Elm St. project hits snag over retaining walls | Local News
LACONIA – Work on a multi-million dollar commercial residential project being developed by Scott Everett has been halted by the city after hearing an appeal from an owner of Lakeport whose home is adjacent to the property.
Peter Brunette of 15 Park Street is appealing a decision by City Planning and Code Director Dean Trefethen that allows contractors to install a metal retaining wall just 2 feet from their property line. That decision violates the city’s zoning ordinance, which says no structure may be built within 5 feet of adjacent land, Brunette said in his appeal, filed Thursday.
The city hopes to schedule a special session of the Zoning Board of Adjustment for next Wednesday or Thursday to take up the matter, Trefethen said on Friday.
Installation of the retaining wall, which Brunette refuses, should begin on Monday. On Friday, Trefethen’s office issued an order to stop work, which was posted on bright orange posters on the construction site.
The project – called Paugus Elm – consists of two three-story buildings and a parking garage. The larger building will face Elm Street and will have commercial space on the ground floor and 16 residential units on the top two floors.
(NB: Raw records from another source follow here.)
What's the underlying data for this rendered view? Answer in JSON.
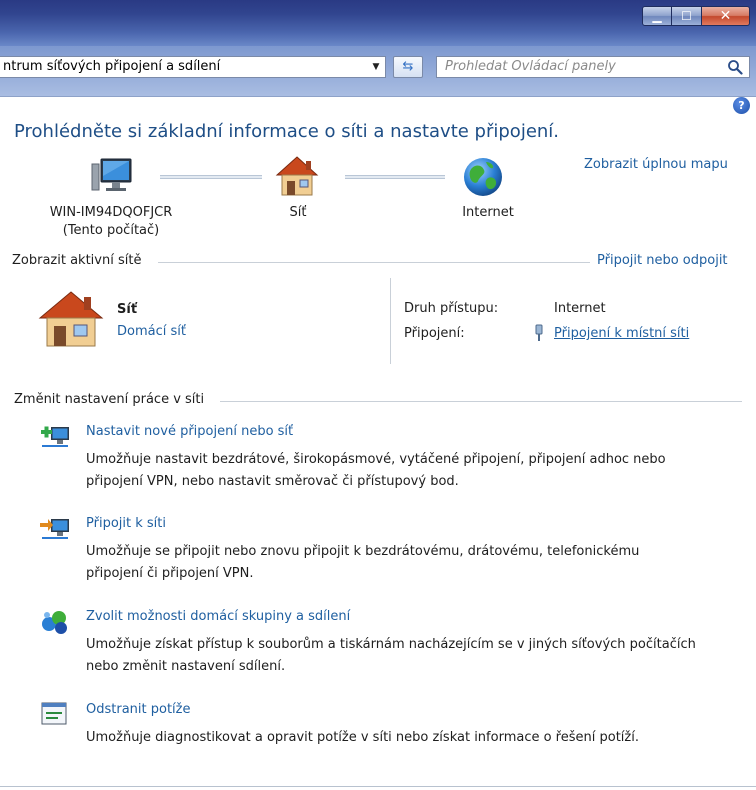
{
  "window": {
    "minimize_glyph": "▁",
    "maximize_glyph": "☐",
    "close_glyph": "✕"
  },
  "address_bar": {
    "path": "ntrum síťových připojení a sdílení",
    "dropdown_glyph": "▼",
    "refresh_glyph": "⇆",
    "search_placeholder": "Prohledat Ovládací panely"
  },
  "help_glyph": "?",
  "page_title": "Prohlédněte si základní informace o síti a nastavte připojení.",
  "full_map_link": "Zobrazit úplnou mapu",
  "network_map": {
    "computer": {
      "name": "WIN-IM94DQOFJCR",
      "subtitle": "(Tento počítač)"
    },
    "network": {
      "name": "Síť"
    },
    "internet": {
      "name": "Internet"
    }
  },
  "active_networks": {
    "header": "Zobrazit aktivní sítě",
    "connect_link": "Připojit nebo odpojit",
    "network_name": "Síť",
    "network_type": "Domácí síť",
    "access_type_label": "Druh přístupu:",
    "access_type_value": "Internet",
    "connection_label": "Připojení:",
    "connection_value": "Připojení k místní síti"
  },
  "change_settings": {
    "header": "Změnit nastavení práce v síti",
    "tasks": [
      {
        "title": "Nastavit nové připojení nebo síť",
        "desc1": "Umožňuje nastavit bezdrátové, širokopásmové, vytáčené připojení, připojení adhoc nebo",
        "desc2": "připojení VPN, nebo nastavit směrovač či přístupový bod."
      },
      {
        "title": "Připojit k síti",
        "desc1": "Umožňuje se připojit nebo znovu připojit k bezdrátovému, drátovému, telefonickému",
        "desc2": "připojení či připojení VPN."
      },
      {
        "title": "Zvolit možnosti domácí skupiny a sdílení",
        "desc1": "Umožňuje získat přístup k souborům a tiskárnám nacházejícím se v jiných síťových počítačích",
        "desc2": "nebo změnit nastavení sdílení."
      },
      {
        "title": "Odstranit potíže",
        "desc1": "Umožňuje diagnostikovat a opravit potíže v síti nebo získat informace o řešení potíží."
      }
    ]
  }
}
The smaller building on Railroad Avenue will also have commercial space on the ground floor and four additional residential units above.
Aside from the backlash issue, Brunette says the retaining walls should not be approved as they were not included in the plans presented to the city and therefore were not approved by the planning authority when they received the final site plan approval for the project issued June 1.
Brunette chairs the planning committee, but because he is an appendage of Everett’s project, he has withdrawn from the committee’s deliberations and the vote on Paugus Elm’s motion due to a conflict of interest. In his appeal, however, he noted that he had spoken out in favor of the project at public hearings in December and earlier this month.
“I’m very much in favor of this development,” said Brunette. “My beef isn’t with Scott Everett. It’s with the city. I ask for a technical review, ”he added.
Trefethen said he had given administration approval for the retaining walls, as he believes it is not a structure but a “construction technique” to be installed to prevent the loose soil on the site from collapsing, while the foundations for the buildings are being built.
Brunette denies Trefethen’s arguments and explains in his appeal: “The sheet piling used on this site is not a temporary structure as the contractor intends to leave it in place and trim it with a cutting torch close to the ground.”
“They are deeper in the ground than the (building) foundation,” said Brunette in a telephone interview on Friday.
Everett said in an interview on Friday that he believed that he and others involved in the project “followed all rules and regulations and that we are within the boundaries set by the city.” “We are confident that we have taken all the necessary steps,” he added, but stressed that he also wanted to respect the wishes of his neighbors.
Brunette said the building application part should have mentioned the possible need for the retaining walls “even if it was part of the excavation work”.
“The plans weren’t complete,” he said.
Everett said someone representing the project would attend the ZBA’s special session.
On his appeal, Brunette requested the matter be dealt with by the Appeals Chamber of the City’s Building Code. However, on the advice of the city attorney, the city decided to refer the matter to the ZBA, as the appeal “has to do with the definition of the building development and therefore the building regulations are the main document,” explained Trefethen.
Two sections of the retaining wall have already been installed – one runs along the front of the property next to Elm Street and the other runs along part of Park Street which marks the western boundary of the development area.
The retaining walls are made of interlocking metal plates 18 inches to 2 feet wide and 25 to 30 feet long that are pounded into the ground with a pile driver.
“The earthquake-like seismic vibrations of the crane-operated ram will probably permanently damage the foundations of my house and my barn as well as a (historic) stone-insulated well in the courtyard,” explained Brunette in his appeal.
He also fears that the ground shocks could undermine the foundations of his home. He goes on to claim that driving the retaining wall this close to his property line will damage the roots and therefore potentially kill some very old cherry trees in his back garden adjoining the project site.
“I’m just trying to keep what I have,” said Brunette.